“One day during the meeting the manager, he asked, ‘Now, are you guys lying to the Jonses?’ They call the Jonses regular people,” James says. “We’re all like (shaking) our heads, and he’s like, ‘You better start then.’ They said … do whatever it takes to make the sales – lying, don’t matter what it is.’ ”
Monty finally ended up going along just to make some cash.
“I would say, ‘Are you familiar with the Gift of Giving? The Gift of Giving is we send a children’s magazine to the St. Jude’s Hospital or we send a magazine to the troops,’ ” he says.
“Also, a dollar could secure us 100 points. That was something I came up with because I wasn’t making any money, so I really was depending on the donations for food and stuff. And I would just tell them, ‘Whatever you feel comfortable donating, that also secures us points.’ ”
All three young men are now home thanks to United Way and a host of anti-trafficking and outreach workers. But this story will play out over and over again.

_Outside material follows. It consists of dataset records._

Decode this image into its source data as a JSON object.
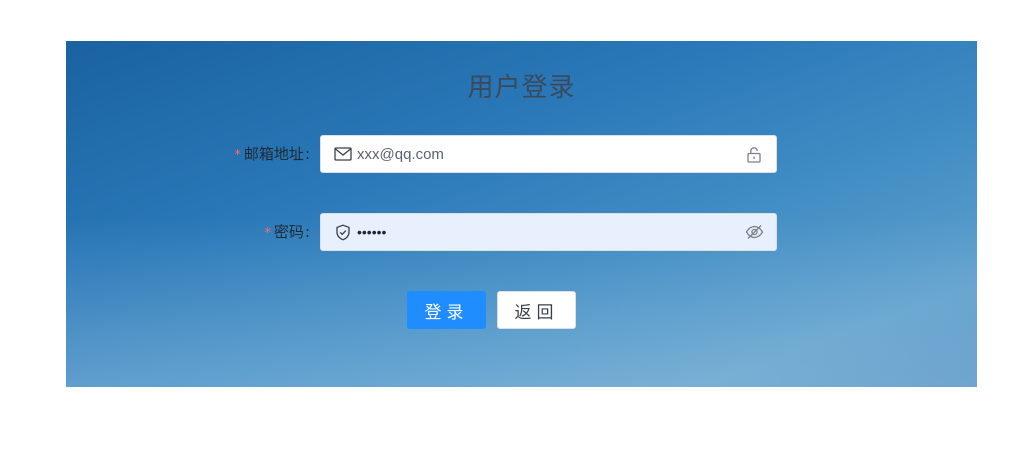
{
  "page": {
    "title": "用户登录"
  },
  "form": {
    "email": {
      "required_mark": "*",
      "label": "邮箱地址",
      "colon": ":",
      "value": "xxx@qq.com",
      "prefix_icon": "mail-icon",
      "suffix_icon": "unlock-icon"
    },
    "password": {
      "required_mark": "*",
      "label": "密码",
      "colon": ":",
      "value": "••••••",
      "prefix_icon": "shield-icon",
      "suffix_icon": "eye-off-icon"
    }
  },
  "actions": {
    "login_label": "登录",
    "back_label": "返回"
  },
  "colors": {
    "primary": "#1f8cff",
    "required": "#f56c6c",
    "panel_top": "#1a62a0",
    "panel_bottom": "#5ea0cc"
  }
}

“Trafficking is happening here in Colorado,” Croucher says. “It’s happening frequently. It’s happening to so many different types of people there’s no way to stereotype what a trafficking victim looks like and what a trafficker looks like. So, I’d really like people to think outside the box … call our hotline – the Colorado Network to End Human Trafficking; we’re available 24 hours a day, seven days a week. You can call with tips. You can call with suggestions, needs for training – whatever it is.”